The Perils of Race Conditions

CAUTION: May cause loss of power or loss of life

Page 1 of 1

2 Replies - 493 Views - Last Post: 18 September 2008 - 08:51 PM

#1 akozlik  Icon User is offline

  • D.I.C Addict
  • member icon

Reputation: 90
  • View blog
  • Posts: 797
  • Joined: 25-February 08

The Perils of Race Conditions

Posted 18 September 2008 - 04:26 PM

I was reading through my Enterprise Computing slides, and I read this really interesting tangent about race conditions. If you know about multi-threading, you know about race conditions. Basically a race condition is when shared data is not synchronized between different threads. One thread may update a piece of data, but another thread might access the old data instead.

Now for the tangent

Quote

You may remember the large North American power blackout that occurred on August 14, 2003. Roughly 50 million people lost electrical power in a region stretching from Michigan through Canada to New York City. It took three days to restore service to some areas.

There were several factors that contributed to the blackout, but the official report highlights the failure of the alarm monitoring software which was written in C++ by GE Energy. The software failure wrongly led operators to believe that all was well, and precluded them from rebalancing the power load before the blackout cascaded out of control.

Because the consequences of the software failure were so severe, the bug was analyzed exhaustively. The root cause was finally identified by artificially introducing delays in the code (just like we did in the previous example). There were two threads that wrote to a common data structure, and through a coding error, they could both update it simultaneously. It was a classic race condition, and eventually the program “lost the race”, leaving the structure in an inconsistent state. That in turn caused the alarm event handler to spin in an infinite loop, instead of raising the alarm. The largest power failure in the history of the US and Canada was caused by a race condition bug in some threaded C++ code. Java is equally vulnerable to this kind of bug.


Also, race conditions have caused people to die:

Quote

Starting in 1976, the Therac-25 treatment system, built by Atomic Energy of Canada Limited (AECL) and COR MeV of France, was used to fight cancer by providing radiation to a specific part of the body in the hope of destroying tumors.

Six known Therac-25 accidents have been documented, all involved massive overdoses of radiation and three resulted in the death of the patient, serious long-term injury and disfigurement occurred in the other cases. Patients received an estimated 17,000 to 25,000 rads to very small body areas. By comparison, doses of 1000 rads can be fatal if delivered to the whole body.

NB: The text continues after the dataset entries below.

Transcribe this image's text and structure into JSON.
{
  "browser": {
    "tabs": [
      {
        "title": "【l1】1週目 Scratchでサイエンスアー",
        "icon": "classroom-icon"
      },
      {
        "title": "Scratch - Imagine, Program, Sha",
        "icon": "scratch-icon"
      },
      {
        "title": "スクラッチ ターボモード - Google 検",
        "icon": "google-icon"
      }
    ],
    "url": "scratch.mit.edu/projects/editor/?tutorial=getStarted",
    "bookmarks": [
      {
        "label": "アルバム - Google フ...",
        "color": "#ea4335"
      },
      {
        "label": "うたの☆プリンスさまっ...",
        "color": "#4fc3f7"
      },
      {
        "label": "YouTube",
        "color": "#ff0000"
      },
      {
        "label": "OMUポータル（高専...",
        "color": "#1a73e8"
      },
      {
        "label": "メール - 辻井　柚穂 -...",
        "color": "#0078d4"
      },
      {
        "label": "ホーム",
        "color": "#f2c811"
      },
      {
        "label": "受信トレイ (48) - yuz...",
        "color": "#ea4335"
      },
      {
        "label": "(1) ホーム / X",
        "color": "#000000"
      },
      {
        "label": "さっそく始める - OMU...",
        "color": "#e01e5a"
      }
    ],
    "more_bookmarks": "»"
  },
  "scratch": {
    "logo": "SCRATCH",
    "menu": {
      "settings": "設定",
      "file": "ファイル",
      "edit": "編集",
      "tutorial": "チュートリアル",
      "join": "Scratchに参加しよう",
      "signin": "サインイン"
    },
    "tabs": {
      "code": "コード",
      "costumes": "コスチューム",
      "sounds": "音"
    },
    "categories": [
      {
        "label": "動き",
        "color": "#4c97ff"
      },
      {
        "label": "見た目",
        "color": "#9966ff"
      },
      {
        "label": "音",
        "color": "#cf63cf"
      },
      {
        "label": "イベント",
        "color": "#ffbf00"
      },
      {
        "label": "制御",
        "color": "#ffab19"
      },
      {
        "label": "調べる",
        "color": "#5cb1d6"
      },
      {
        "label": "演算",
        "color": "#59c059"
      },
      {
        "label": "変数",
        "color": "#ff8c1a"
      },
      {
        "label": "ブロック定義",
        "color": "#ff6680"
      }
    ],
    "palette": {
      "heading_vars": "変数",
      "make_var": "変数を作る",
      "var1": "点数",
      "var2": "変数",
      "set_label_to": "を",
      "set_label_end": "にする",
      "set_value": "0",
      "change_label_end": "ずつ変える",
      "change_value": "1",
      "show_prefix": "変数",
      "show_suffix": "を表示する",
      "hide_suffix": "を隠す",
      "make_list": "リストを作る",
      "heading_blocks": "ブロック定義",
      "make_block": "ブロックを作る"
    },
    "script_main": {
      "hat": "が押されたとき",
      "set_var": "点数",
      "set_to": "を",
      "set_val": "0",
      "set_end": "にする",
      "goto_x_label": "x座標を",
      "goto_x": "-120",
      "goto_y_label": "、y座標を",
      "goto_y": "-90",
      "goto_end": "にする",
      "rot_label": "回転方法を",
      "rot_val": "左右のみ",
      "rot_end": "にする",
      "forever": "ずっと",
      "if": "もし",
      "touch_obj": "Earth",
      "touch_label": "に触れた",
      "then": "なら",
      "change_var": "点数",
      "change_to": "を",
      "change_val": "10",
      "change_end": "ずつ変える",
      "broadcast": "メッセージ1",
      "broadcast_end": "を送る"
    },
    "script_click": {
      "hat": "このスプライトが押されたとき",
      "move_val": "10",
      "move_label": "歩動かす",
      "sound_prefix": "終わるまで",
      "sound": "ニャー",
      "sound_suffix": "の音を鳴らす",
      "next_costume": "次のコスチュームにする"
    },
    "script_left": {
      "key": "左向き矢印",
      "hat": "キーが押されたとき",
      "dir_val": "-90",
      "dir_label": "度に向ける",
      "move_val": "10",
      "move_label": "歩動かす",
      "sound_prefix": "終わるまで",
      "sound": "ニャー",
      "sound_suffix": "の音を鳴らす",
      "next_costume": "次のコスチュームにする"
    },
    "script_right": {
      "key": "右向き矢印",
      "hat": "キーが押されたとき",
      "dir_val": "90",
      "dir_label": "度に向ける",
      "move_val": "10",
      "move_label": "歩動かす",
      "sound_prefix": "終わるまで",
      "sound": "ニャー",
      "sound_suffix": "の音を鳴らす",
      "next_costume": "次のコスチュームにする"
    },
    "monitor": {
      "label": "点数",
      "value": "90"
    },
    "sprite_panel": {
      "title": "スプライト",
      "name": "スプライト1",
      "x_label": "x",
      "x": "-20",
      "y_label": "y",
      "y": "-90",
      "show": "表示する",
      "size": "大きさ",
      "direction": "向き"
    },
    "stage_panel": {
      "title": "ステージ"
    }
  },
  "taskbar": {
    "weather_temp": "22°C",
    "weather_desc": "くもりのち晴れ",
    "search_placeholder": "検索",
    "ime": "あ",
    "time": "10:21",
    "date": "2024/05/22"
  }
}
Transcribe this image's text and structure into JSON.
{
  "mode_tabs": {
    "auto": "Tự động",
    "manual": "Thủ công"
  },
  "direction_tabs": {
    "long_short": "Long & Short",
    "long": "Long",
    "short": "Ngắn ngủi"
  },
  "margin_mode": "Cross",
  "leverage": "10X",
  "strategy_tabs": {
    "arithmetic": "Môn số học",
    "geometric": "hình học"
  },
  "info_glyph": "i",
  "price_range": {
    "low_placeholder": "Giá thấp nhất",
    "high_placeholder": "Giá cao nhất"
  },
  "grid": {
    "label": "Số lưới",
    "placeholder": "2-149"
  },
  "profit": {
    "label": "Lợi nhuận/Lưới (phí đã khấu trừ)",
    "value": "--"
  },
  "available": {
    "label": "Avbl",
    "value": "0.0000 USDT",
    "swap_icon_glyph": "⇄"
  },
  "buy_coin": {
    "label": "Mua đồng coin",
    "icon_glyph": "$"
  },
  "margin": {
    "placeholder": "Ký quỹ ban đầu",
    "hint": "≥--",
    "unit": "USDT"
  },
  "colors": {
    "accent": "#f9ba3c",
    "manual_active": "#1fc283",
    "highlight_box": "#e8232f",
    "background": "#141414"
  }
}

Analysis determined that the primary cause of the overdoses was faulty software. The software was written in assembly language and was developed and tested by the same person. The software included a scheduler and concurrency in its design. When the system was first built, operators complained that it took too long to enter the treatment plan into the computer. As a result, the software was modified to allow operators to quickly enter treatment data by simply pressing the Enter key when an input value did not require changing.

This modification created a synchronization error (a race condition developed) between the code that read the data entered by the operator and the code controlling the machine. As a result, the actions of the machine would lag behind the commands the operator entered. The machine appeared to administer the dose entered by the operator, but it fact had an improper setting that focused radiation at full power to a tiny spot on the body.

The race condition was subsequently found to occur only when a certain non-typical keystroke sequence was entered (an “X” to select a 25MeV photon followed by “cursor-up” ,”E” to correctly set the 25MeV Electron mode, then “Enter”), since this sequence of keystrokes did not occur very often, the error went unnoticed for a long time.

AECL was ultimately cited for improperly testing the software, which was only tested on site in hospitals after a machine was assembled in place.

The designer had reused software from older Therac-6 and Therac-20 models that had hardware interlocks which masked the software defects. Some operators noted that certain situations caused the machines to display MALFUNCTION followed by a number between 1 and 64 on the display screen. However, the user manual did not explain nor even address error codes, so the operators pressed the “P” key (for proceed), to override the warning and proceed with the treatment.


Is This A Good Question/Topic? 0
  • +

Replies To: The Perils of Race Conditions

#2 Programmist  Icon User is offline

  • CTO
  • member icon

Reputation: 252
  • View blog
  • Posts: 1,833
  • Joined: 02-January 06

Re: The Perils of Race Conditions

Posted 18 September 2008 - 08:45 PM

I think everyone who's taken an intro to programming course is aware of what a race condition is and has heard of these famous software blunders, but thanks for the public service announcement. :)
Was This Post Helpful? 0
  • +
  • -

#3 WolfCoder  Icon User is offline

  • Isn't a volcano just an angry hill?
  • member icon


Reputation: 784
  • View blog
  • Posts: 7,613
  • Joined: 05-May 05

Re: The Perils of Race Conditions

Posted 18 September 2008 - 08:51 PM

Getting threads to work together hasn't been too hard for me, but it is annoying when memory does that to me.
Was This Post Helpful? 0
  • +
  • -

Page 1 of 1